(Component data from apps and pages)

┌──

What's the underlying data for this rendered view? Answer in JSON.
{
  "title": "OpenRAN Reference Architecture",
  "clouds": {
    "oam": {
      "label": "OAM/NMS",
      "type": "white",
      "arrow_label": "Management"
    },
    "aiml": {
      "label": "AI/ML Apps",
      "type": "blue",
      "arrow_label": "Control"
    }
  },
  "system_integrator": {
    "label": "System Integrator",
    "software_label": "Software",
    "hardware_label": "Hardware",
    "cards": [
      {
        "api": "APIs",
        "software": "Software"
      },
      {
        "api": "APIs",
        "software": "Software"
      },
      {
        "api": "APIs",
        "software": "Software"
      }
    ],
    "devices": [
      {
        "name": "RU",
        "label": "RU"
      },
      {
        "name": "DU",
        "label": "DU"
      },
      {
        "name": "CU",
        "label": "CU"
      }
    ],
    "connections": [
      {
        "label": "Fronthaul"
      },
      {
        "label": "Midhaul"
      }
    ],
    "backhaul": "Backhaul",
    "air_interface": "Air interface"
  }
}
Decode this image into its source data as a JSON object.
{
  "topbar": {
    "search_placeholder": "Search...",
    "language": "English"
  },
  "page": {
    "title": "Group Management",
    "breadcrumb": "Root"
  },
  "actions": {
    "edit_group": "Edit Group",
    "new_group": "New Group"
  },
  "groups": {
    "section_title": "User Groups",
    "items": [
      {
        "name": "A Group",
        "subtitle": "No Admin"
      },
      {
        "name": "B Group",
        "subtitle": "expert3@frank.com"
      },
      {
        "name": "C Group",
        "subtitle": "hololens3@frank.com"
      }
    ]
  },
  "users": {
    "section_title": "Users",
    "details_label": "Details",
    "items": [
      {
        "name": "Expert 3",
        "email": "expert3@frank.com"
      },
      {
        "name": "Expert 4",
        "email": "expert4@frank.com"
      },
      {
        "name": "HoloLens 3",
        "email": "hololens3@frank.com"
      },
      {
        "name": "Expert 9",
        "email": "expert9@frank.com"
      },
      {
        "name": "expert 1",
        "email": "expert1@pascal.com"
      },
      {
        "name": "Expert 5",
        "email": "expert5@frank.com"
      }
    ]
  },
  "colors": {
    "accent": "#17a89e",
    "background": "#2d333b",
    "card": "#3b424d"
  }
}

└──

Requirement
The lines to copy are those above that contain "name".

Exercise output
        "name": "RU",
        "name": "DU",
        "name": "CU",
        "name": "A Group",
        "name": "B Group",
        "name": "C Group",
        "name": "Expert 3",
        "name": "Expert 4",
        "name": "HoloLens 3",
        "name": "Expert 9",
        "name": "expert 1",
        "name": "Expert 5",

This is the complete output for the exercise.